> **ABOUT THIS EXERCISE**
Reproduce, word for word, all of the records; the pictures stay out.

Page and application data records
Start of Block

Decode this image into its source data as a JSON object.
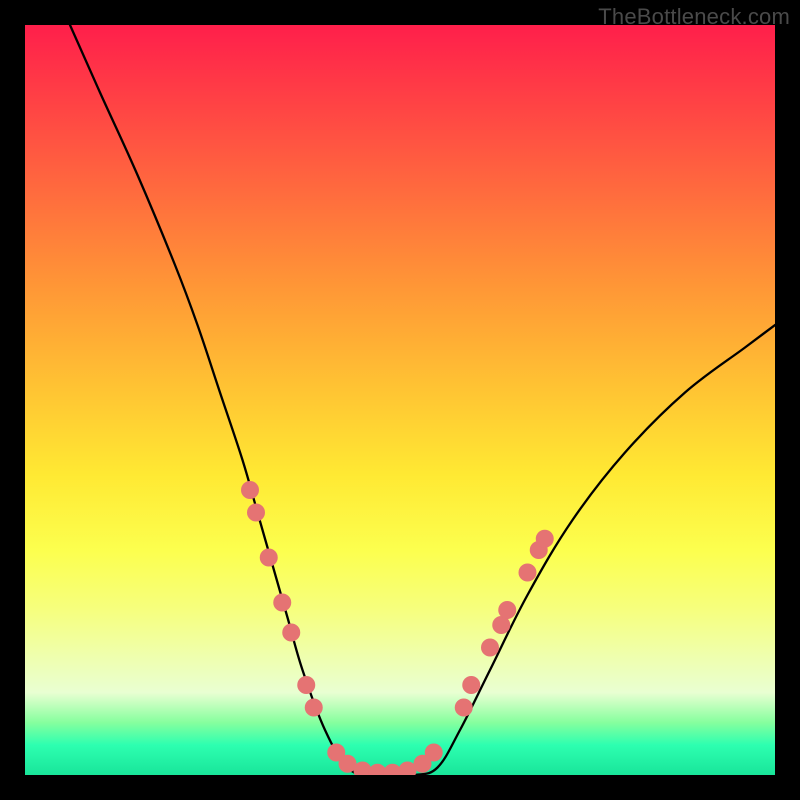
{
  "watermark": "TheBottleneck.com",
  "chart_data": {
    "type": "line",
    "title": "",
    "xlabel": "",
    "ylabel": "",
    "xlim": [
      0,
      100
    ],
    "ylim": [
      0,
      100
    ],
    "series": [
      {
        "name": "bottleneck-curve",
        "x": [
          6,
          10,
          15,
          20,
          23,
          26,
          29,
          31,
          33,
          35,
          37,
          40,
          43,
          46,
          49,
          52,
          55,
          58,
          62,
          67,
          73,
          80,
          88,
          96,
          100
        ],
        "values": [
          100,
          91,
          80,
          68,
          60,
          51,
          42,
          35,
          28,
          21,
          14,
          6,
          1,
          0,
          0,
          0,
          1,
          6,
          14,
          24,
          34,
          43,
          51,
          57,
          60
        ]
      }
    ],
    "markers": {
      "name": "highlight-dots",
      "color": "#e57373",
      "points": [
        {
          "x": 30.0,
          "y": 38
        },
        {
          "x": 30.8,
          "y": 35
        },
        {
          "x": 32.5,
          "y": 29
        },
        {
          "x": 34.3,
          "y": 23
        },
        {
          "x": 35.5,
          "y": 19
        },
        {
          "x": 37.5,
          "y": 12
        },
        {
          "x": 38.5,
          "y": 9
        },
        {
          "x": 41.5,
          "y": 3
        },
        {
          "x": 43.0,
          "y": 1.5
        },
        {
          "x": 45.0,
          "y": 0.6
        },
        {
          "x": 47.0,
          "y": 0.3
        },
        {
          "x": 49.0,
          "y": 0.3
        },
        {
          "x": 51.0,
          "y": 0.6
        },
        {
          "x": 53.0,
          "y": 1.5
        },
        {
          "x": 54.5,
          "y": 3
        },
        {
          "x": 58.5,
          "y": 9
        },
        {
          "x": 59.5,
          "y": 12
        },
        {
          "x": 62.0,
          "y": 17
        },
        {
          "x": 63.5,
          "y": 20
        },
        {
          "x": 64.3,
          "y": 22
        },
        {
          "x": 67.0,
          "y": 27
        },
        {
          "x": 68.5,
          "y": 30
        },
        {
          "x": 69.3,
          "y": 31.5
        }
      ]
    }
  }
}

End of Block

> **ANSWER SECTION**
Decode this image into its source data as a JSON object.
{
  "watermark": "TheBottleneck.com",
  "chart_data": {
    "type": "line",
    "title": "",
    "xlabel": "",
    "ylabel": "",
    "xlim": [
      0,
      100
    ],
    "ylim": [
      0,
      100
    ],
    "series": [
      {
        "name": "bottleneck-curve",
        "x": [
          6,
          10,
          15,
          20,
          23,
          26,
          29,
          31,
          33,
          35,
          37,
          40,
          43,
          46,
          49,
          52,
          55,
          58,
          62,
          67,
          73,
          80,
          88,
          96,
          100
        ],
        "values": [
          100,
          91,
          80,
          68,
          60,
          51,
          42,
          35,
          28,
          21,
          14,
          6,
          1,
          0,
          0,
          0,
          1,
          6,
          14,
          24,
          34,
          43,
          51,
          57,
          60
        ]
      }
    ],
    "markers": {
      "name": "highlight-dots",
      "color": "#e57373",
      "points": [
        {
          "x": 30.0,
          "y": 38
        },
        {
          "x": 30.8,
          "y": 35
        },
        {
          "x": 32.5,
          "y": 29
        },
        {
          "x": 34.3,
          "y": 23
        },
        {
          "x": 35.5,
          "y": 19
        },
        {
          "x": 37.5,
          "y": 12
        },
        {
          "x": 38.5,
          "y": 9
        },
        {
          "x": 41.5,
          "y": 3
        },
        {
          "x": 43.0,
          "y": 1.5
        },
        {
          "x": 45.0,
          "y": 0.6
        },
        {
          "x": 47.0,
          "y": 0.3
        },
        {
          "x": 49.0,
          "y": 0.3
        },
        {
          "x": 51.0,
          "y": 0.6
        },
        {
          "x": 53.0,
          "y": 1.5
        },
        {
          "x": 54.5,
          "y": 3
        },
        {
          "x": 58.5,
          "y": 9
        },
        {
          "x": 59.5,
          "y": 12
        },
        {
          "x": 62.0,
          "y": 17
        },
        {
          "x": 63.5,
          "y": 20
        },
        {
          "x": 64.3,
          "y": 22
        },
        {
          "x": 67.0,
          "y": 27
        },
        {
          "x": 68.5,
          "y": 30
        },
        {
          "x": 69.3,
          "y": 31.5
        }
      ]
    }
  }
}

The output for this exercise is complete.